● **Exercise goal**
Lines from the one containing "Extract the structured" through the last line of the records below need to be repeated exactly; nothing else, and no pictures.

Page and application data records
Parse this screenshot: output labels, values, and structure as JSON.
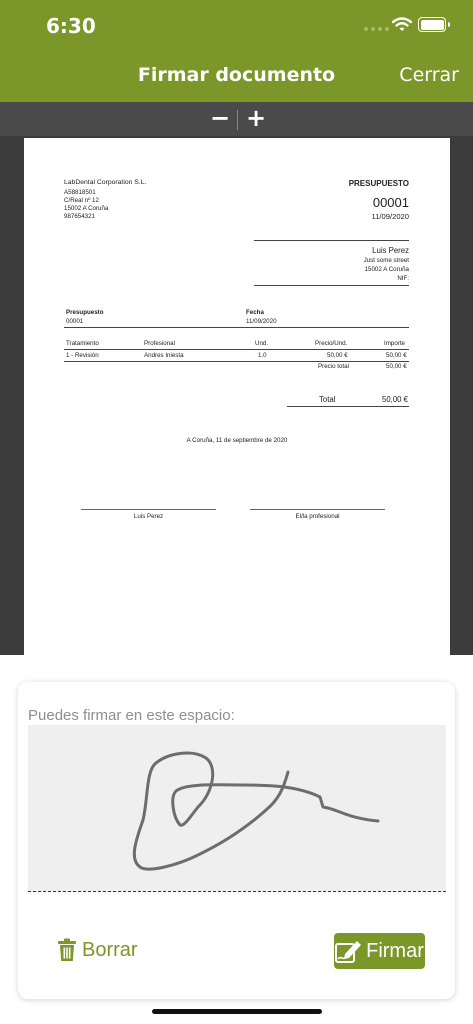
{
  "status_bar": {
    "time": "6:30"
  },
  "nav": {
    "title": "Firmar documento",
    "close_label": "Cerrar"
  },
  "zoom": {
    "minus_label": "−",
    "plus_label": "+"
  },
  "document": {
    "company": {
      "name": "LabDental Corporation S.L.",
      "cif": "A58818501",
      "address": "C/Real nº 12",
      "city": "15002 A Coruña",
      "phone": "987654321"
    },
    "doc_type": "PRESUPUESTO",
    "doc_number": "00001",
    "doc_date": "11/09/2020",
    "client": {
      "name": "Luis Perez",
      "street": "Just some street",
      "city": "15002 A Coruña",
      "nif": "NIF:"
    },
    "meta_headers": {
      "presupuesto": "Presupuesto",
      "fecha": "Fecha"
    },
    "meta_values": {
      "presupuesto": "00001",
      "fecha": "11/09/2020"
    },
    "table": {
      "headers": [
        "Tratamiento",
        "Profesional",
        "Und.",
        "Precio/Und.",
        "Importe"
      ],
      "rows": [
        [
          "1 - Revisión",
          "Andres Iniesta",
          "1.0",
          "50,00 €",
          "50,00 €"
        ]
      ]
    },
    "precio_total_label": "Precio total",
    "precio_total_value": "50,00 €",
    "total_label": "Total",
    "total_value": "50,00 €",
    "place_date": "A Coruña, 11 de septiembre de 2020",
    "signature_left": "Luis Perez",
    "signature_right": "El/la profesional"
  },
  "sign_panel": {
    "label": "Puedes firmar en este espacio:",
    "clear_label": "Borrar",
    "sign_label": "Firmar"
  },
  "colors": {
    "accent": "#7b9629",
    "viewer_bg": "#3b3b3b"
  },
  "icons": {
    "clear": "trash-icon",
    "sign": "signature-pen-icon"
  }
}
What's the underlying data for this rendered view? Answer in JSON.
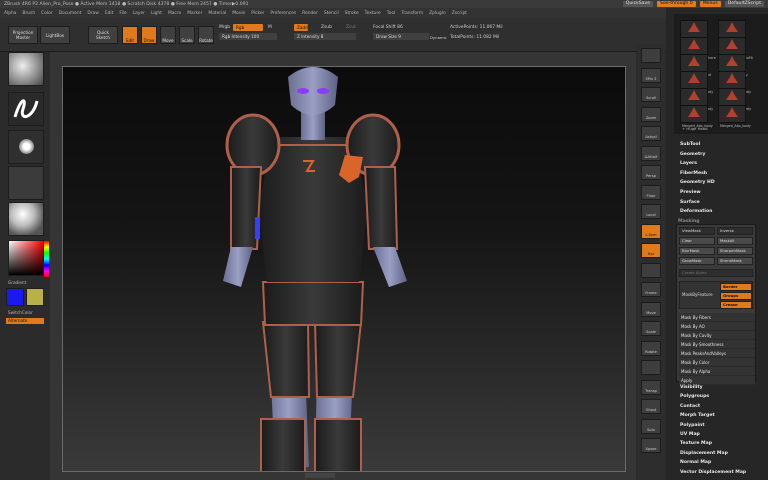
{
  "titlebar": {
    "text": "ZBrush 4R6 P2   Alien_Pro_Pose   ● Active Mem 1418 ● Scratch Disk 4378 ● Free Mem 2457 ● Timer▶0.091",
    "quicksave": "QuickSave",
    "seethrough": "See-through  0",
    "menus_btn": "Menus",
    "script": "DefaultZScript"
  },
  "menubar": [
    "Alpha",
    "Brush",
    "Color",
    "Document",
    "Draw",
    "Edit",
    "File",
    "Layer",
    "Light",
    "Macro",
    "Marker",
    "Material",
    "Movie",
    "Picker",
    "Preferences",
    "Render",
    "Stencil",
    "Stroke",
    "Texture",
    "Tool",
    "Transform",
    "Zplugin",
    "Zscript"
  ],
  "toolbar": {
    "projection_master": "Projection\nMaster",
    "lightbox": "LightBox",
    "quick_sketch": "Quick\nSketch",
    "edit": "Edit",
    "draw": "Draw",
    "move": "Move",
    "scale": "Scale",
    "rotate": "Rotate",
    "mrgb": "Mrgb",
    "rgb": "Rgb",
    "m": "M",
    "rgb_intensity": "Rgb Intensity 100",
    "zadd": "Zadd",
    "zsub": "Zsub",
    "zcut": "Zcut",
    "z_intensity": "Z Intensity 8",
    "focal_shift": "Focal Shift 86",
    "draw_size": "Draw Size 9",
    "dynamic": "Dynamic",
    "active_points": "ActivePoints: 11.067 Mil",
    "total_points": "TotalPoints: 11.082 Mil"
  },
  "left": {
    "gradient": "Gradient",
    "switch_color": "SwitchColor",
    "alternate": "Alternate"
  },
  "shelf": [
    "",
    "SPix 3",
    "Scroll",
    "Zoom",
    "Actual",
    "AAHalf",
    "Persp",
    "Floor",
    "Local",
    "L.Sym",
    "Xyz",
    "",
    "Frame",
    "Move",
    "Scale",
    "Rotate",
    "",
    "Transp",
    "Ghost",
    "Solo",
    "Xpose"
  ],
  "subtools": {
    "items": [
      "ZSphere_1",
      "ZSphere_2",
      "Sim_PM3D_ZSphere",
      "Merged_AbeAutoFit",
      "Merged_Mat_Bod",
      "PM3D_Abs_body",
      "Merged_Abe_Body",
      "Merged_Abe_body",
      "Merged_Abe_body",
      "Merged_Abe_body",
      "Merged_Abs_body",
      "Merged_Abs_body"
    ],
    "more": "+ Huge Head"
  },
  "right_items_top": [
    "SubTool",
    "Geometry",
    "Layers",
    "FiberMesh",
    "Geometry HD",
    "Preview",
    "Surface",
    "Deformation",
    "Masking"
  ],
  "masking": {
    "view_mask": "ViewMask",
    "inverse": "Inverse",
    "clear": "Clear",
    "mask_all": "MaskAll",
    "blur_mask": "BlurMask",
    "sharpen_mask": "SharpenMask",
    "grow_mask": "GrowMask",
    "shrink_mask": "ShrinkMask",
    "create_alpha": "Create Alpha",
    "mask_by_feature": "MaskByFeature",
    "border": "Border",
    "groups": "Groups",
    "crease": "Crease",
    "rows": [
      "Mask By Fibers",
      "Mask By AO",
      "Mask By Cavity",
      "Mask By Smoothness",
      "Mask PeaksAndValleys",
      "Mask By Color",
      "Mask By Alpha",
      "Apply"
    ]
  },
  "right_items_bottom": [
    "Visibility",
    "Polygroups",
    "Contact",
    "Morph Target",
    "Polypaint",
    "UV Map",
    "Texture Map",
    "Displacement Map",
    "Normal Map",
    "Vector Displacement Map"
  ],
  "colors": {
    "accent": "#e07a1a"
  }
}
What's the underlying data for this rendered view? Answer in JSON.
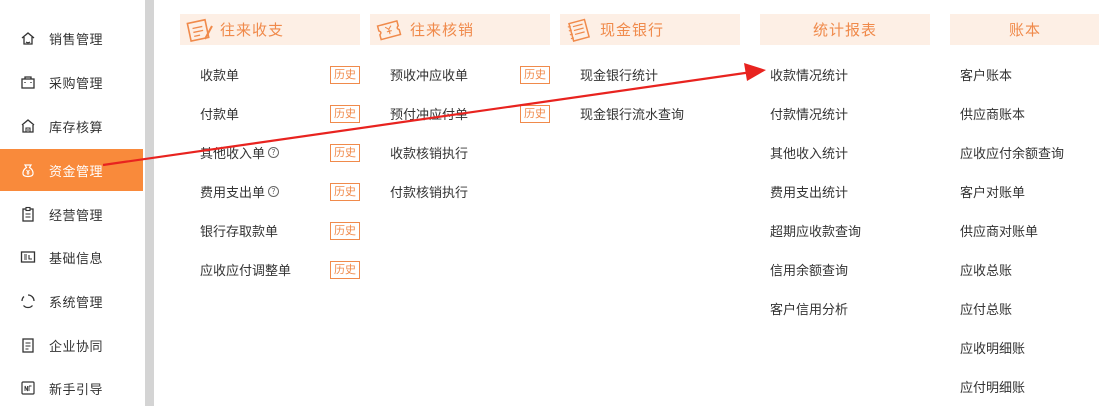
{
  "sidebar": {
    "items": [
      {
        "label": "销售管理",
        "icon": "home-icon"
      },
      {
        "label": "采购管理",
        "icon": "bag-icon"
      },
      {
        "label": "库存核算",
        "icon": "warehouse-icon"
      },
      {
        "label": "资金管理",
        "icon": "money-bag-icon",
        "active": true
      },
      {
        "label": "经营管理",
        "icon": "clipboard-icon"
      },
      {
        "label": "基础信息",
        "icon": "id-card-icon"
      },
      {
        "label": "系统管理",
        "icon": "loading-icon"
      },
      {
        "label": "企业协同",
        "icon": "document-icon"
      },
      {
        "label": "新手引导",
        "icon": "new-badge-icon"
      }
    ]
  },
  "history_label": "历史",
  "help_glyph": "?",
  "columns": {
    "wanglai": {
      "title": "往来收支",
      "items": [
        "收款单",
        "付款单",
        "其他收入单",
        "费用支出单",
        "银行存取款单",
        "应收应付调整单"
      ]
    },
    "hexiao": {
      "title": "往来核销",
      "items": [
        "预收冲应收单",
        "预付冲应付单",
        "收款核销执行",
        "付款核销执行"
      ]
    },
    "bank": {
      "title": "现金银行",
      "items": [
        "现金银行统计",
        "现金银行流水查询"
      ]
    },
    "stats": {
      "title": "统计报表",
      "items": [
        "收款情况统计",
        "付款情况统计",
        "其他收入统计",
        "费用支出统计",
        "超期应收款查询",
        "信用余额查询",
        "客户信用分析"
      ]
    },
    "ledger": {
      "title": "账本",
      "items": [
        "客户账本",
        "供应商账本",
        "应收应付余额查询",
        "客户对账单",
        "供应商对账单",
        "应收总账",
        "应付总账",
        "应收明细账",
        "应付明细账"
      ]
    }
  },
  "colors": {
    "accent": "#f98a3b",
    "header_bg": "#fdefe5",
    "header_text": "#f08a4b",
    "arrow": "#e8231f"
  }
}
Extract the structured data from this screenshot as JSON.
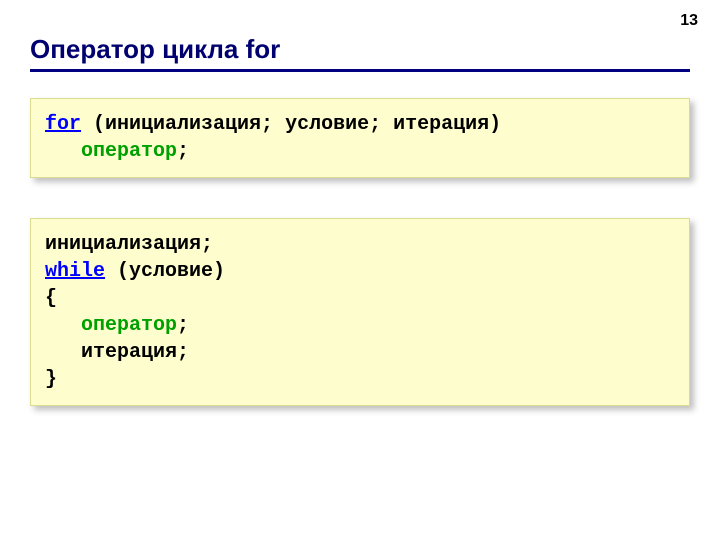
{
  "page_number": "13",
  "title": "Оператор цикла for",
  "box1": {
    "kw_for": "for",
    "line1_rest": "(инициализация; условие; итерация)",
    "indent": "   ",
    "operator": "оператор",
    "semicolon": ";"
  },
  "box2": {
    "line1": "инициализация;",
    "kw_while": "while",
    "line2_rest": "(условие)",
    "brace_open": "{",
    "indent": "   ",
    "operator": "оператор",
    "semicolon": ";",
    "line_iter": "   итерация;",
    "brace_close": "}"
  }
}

● **Your solution**
Extract the structured data from this screenshot as JSON.
{
  "page_number": "13",
  "title": "Оператор цикла for",
  "box1": {
    "kw_for": "for",
    "line1_rest": "(инициализация; условие; итерация)",
    "indent": "   ",
    "operator": "оператор",
    "semicolon": ";"
  },
  "box2": {
    "line1": "инициализация;",
    "kw_while": "while",
    "line2_rest": "(условие)",
    "brace_open": "{",
    "indent": "   ",
    "operator": "оператор",
    "semicolon": ";",
    "line_iter": "   итерация;",
    "brace_close": "}"
  }
}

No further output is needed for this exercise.